STATE OF MINNESOTA
IN COURT OF APPEALS
Patrick Wollmering, et al., Appellants,
JPMorgan Chase Bank, N. A., et al., Respondents,
Usset, Weingarden and Liebo, P. L. L. P., Respondent.
Filed July 22, 2013
Hennepin County District Court
File No. 27-CV-11-2383
Considered and decided by Hudson, Presiding Judge; Peterson, Judge; and Stauber, Judge.
U N P U B L I S H E D O P I N I O N
Appellants-mortgagors challenge the summary-judgment dismissal of their action challenging the validity of mortgage interests asserted by respondents, arguing that (1) fact issues exist regarding whether respondents’ purported interests in appellants’ properties were invalidated by unrecorded mortgage assignments; and (2) the district court erred in concluding that the evidence presented by appellant-mortgagors was speculative.

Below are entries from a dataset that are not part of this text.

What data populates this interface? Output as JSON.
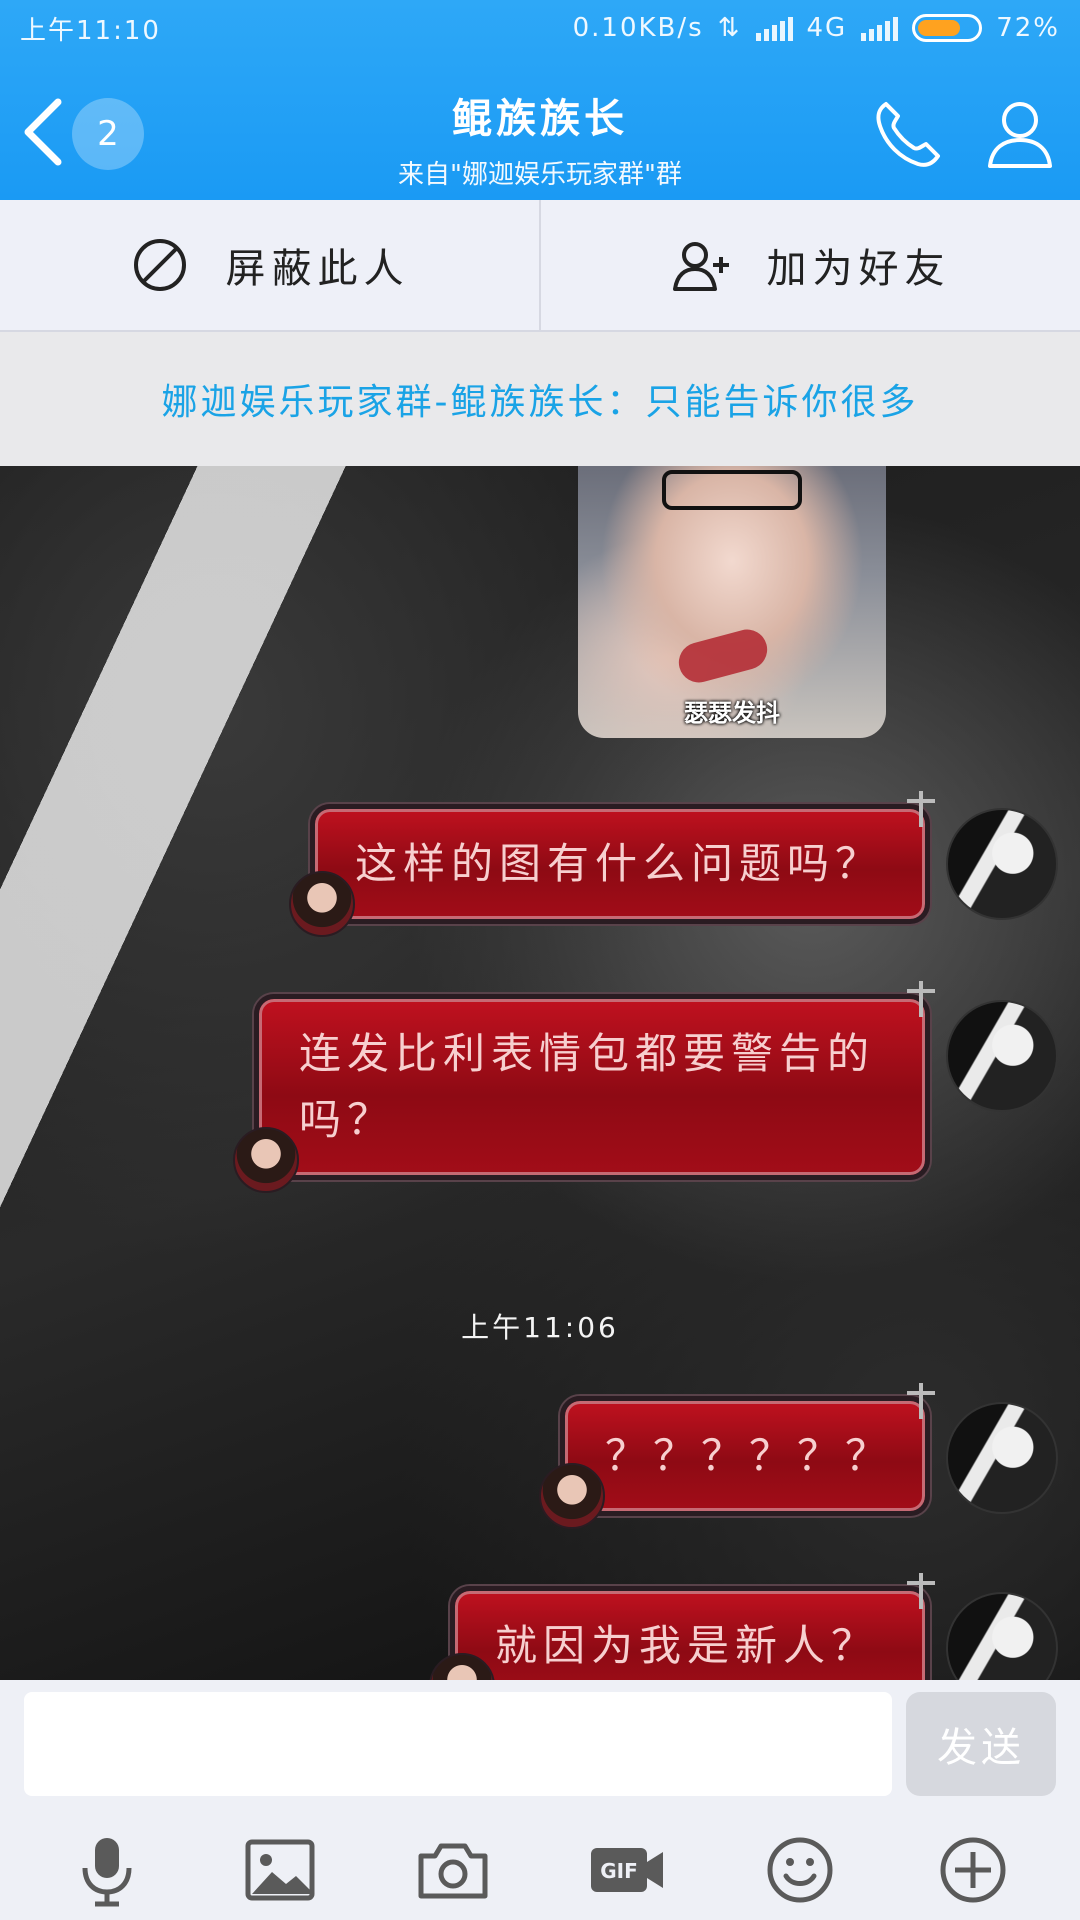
{
  "status_bar": {
    "time": "上午11:10",
    "network_speed": "0.10KB/s",
    "network_type": "4G",
    "battery": "72%",
    "battery_level": 0.72
  },
  "header": {
    "unread_count": "2",
    "title": "鲲族族长",
    "subtitle": "来自\"娜迦娱乐玩家群\"群"
  },
  "actions": {
    "block_label": "屏蔽此人",
    "add_friend_label": "加为好友"
  },
  "notice": "娜迦娱乐玩家群-鲲族族长：只能告诉你很多",
  "sticker": {
    "caption": "瑟瑟发抖"
  },
  "messages": [
    {
      "text": "这样的图有什么问题吗？"
    },
    {
      "text": "连发比利表情包都要警告的吗？"
    },
    {
      "text": "？？？？？？"
    },
    {
      "text": "就因为我是新人？"
    }
  ],
  "timestamp": "上午11:06",
  "input": {
    "value": "",
    "send_label": "发送"
  },
  "toolbar": [
    "microphone-icon",
    "image-icon",
    "camera-icon",
    "gif-icon",
    "emoji-icon",
    "plus-icon"
  ],
  "colors": {
    "header_blue": "#1a9af4",
    "notice_text": "#1aa3e6",
    "bubble_red": "#8e0a14",
    "battery_orange": "#ffa21f"
  }
}
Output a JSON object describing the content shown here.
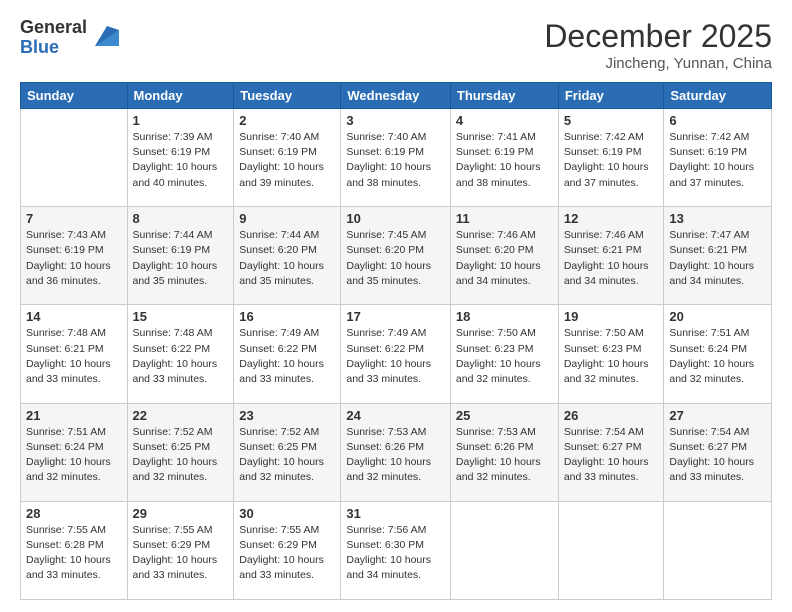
{
  "logo": {
    "general": "General",
    "blue": "Blue"
  },
  "header": {
    "month": "December 2025",
    "location": "Jincheng, Yunnan, China"
  },
  "weekdays": [
    "Sunday",
    "Monday",
    "Tuesday",
    "Wednesday",
    "Thursday",
    "Friday",
    "Saturday"
  ],
  "weeks": [
    [
      {
        "day": "",
        "info": ""
      },
      {
        "day": "1",
        "info": "Sunrise: 7:39 AM\nSunset: 6:19 PM\nDaylight: 10 hours\nand 40 minutes."
      },
      {
        "day": "2",
        "info": "Sunrise: 7:40 AM\nSunset: 6:19 PM\nDaylight: 10 hours\nand 39 minutes."
      },
      {
        "day": "3",
        "info": "Sunrise: 7:40 AM\nSunset: 6:19 PM\nDaylight: 10 hours\nand 38 minutes."
      },
      {
        "day": "4",
        "info": "Sunrise: 7:41 AM\nSunset: 6:19 PM\nDaylight: 10 hours\nand 38 minutes."
      },
      {
        "day": "5",
        "info": "Sunrise: 7:42 AM\nSunset: 6:19 PM\nDaylight: 10 hours\nand 37 minutes."
      },
      {
        "day": "6",
        "info": "Sunrise: 7:42 AM\nSunset: 6:19 PM\nDaylight: 10 hours\nand 37 minutes."
      }
    ],
    [
      {
        "day": "7",
        "info": "Sunrise: 7:43 AM\nSunset: 6:19 PM\nDaylight: 10 hours\nand 36 minutes."
      },
      {
        "day": "8",
        "info": "Sunrise: 7:44 AM\nSunset: 6:19 PM\nDaylight: 10 hours\nand 35 minutes."
      },
      {
        "day": "9",
        "info": "Sunrise: 7:44 AM\nSunset: 6:20 PM\nDaylight: 10 hours\nand 35 minutes."
      },
      {
        "day": "10",
        "info": "Sunrise: 7:45 AM\nSunset: 6:20 PM\nDaylight: 10 hours\nand 35 minutes."
      },
      {
        "day": "11",
        "info": "Sunrise: 7:46 AM\nSunset: 6:20 PM\nDaylight: 10 hours\nand 34 minutes."
      },
      {
        "day": "12",
        "info": "Sunrise: 7:46 AM\nSunset: 6:21 PM\nDaylight: 10 hours\nand 34 minutes."
      },
      {
        "day": "13",
        "info": "Sunrise: 7:47 AM\nSunset: 6:21 PM\nDaylight: 10 hours\nand 34 minutes."
      }
    ],
    [
      {
        "day": "14",
        "info": "Sunrise: 7:48 AM\nSunset: 6:21 PM\nDaylight: 10 hours\nand 33 minutes."
      },
      {
        "day": "15",
        "info": "Sunrise: 7:48 AM\nSunset: 6:22 PM\nDaylight: 10 hours\nand 33 minutes."
      },
      {
        "day": "16",
        "info": "Sunrise: 7:49 AM\nSunset: 6:22 PM\nDaylight: 10 hours\nand 33 minutes."
      },
      {
        "day": "17",
        "info": "Sunrise: 7:49 AM\nSunset: 6:22 PM\nDaylight: 10 hours\nand 33 minutes."
      },
      {
        "day": "18",
        "info": "Sunrise: 7:50 AM\nSunset: 6:23 PM\nDaylight: 10 hours\nand 32 minutes."
      },
      {
        "day": "19",
        "info": "Sunrise: 7:50 AM\nSunset: 6:23 PM\nDaylight: 10 hours\nand 32 minutes."
      },
      {
        "day": "20",
        "info": "Sunrise: 7:51 AM\nSunset: 6:24 PM\nDaylight: 10 hours\nand 32 minutes."
      }
    ],
    [
      {
        "day": "21",
        "info": "Sunrise: 7:51 AM\nSunset: 6:24 PM\nDaylight: 10 hours\nand 32 minutes."
      },
      {
        "day": "22",
        "info": "Sunrise: 7:52 AM\nSunset: 6:25 PM\nDaylight: 10 hours\nand 32 minutes."
      },
      {
        "day": "23",
        "info": "Sunrise: 7:52 AM\nSunset: 6:25 PM\nDaylight: 10 hours\nand 32 minutes."
      },
      {
        "day": "24",
        "info": "Sunrise: 7:53 AM\nSunset: 6:26 PM\nDaylight: 10 hours\nand 32 minutes."
      },
      {
        "day": "25",
        "info": "Sunrise: 7:53 AM\nSunset: 6:26 PM\nDaylight: 10 hours\nand 32 minutes."
      },
      {
        "day": "26",
        "info": "Sunrise: 7:54 AM\nSunset: 6:27 PM\nDaylight: 10 hours\nand 33 minutes."
      },
      {
        "day": "27",
        "info": "Sunrise: 7:54 AM\nSunset: 6:27 PM\nDaylight: 10 hours\nand 33 minutes."
      }
    ],
    [
      {
        "day": "28",
        "info": "Sunrise: 7:55 AM\nSunset: 6:28 PM\nDaylight: 10 hours\nand 33 minutes."
      },
      {
        "day": "29",
        "info": "Sunrise: 7:55 AM\nSunset: 6:29 PM\nDaylight: 10 hours\nand 33 minutes."
      },
      {
        "day": "30",
        "info": "Sunrise: 7:55 AM\nSunset: 6:29 PM\nDaylight: 10 hours\nand 33 minutes."
      },
      {
        "day": "31",
        "info": "Sunrise: 7:56 AM\nSunset: 6:30 PM\nDaylight: 10 hours\nand 34 minutes."
      },
      {
        "day": "",
        "info": ""
      },
      {
        "day": "",
        "info": ""
      },
      {
        "day": "",
        "info": ""
      }
    ]
  ]
}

We affirm.
Appellants are six homeowners who obtained loans to purchase their homes. Appellants executed promissory notes in favor of the lenders and mortgages to secure the loans. The mortgages named respondent Mortgage Electronic Registration Systems (MERS) as the mortgagee, as nominee for the lenders and their successors. The supreme court has explained that MERS is an electronic registration system that was created in the aftermath of the 1993 savings and loan crisis. MERS does not originate, lend, service, or invest in home mortgage loans. Instead, MERS acts as the nominal mortgagee for the loans owned by its members. The MERS system is designed to allow its members, which include originators, lenders, servicers, and investors, to assign home mortgage loans without having to record each transfer in the local land recording offices where the real estate securing the mortgage is located. MERS members pay subscriber fees to register on the MERS system, as well as other fees on each loan registered and each transaction conducted.
D E C I S I O N
Summary judgment is appropriate when “the pleadings, depositions, answers to interrogatories, and admissions on file, together with the affidavits, if any, show that there is no genuine issue as to any material fact and that either party is entitled to a judgment as a matter of law.” Minn. R. Civ. P. 56.03. On appeal from summary judgment, this court reviews de novo whether any genuine issues of material fact exist and whether the district court erred in applying the law. The evidence is viewed “in the light most favorable to the party against whom summary judgment was granted.” McKee v. Laurion, 825 N.W.2d 725, 729 (Minn. 2013).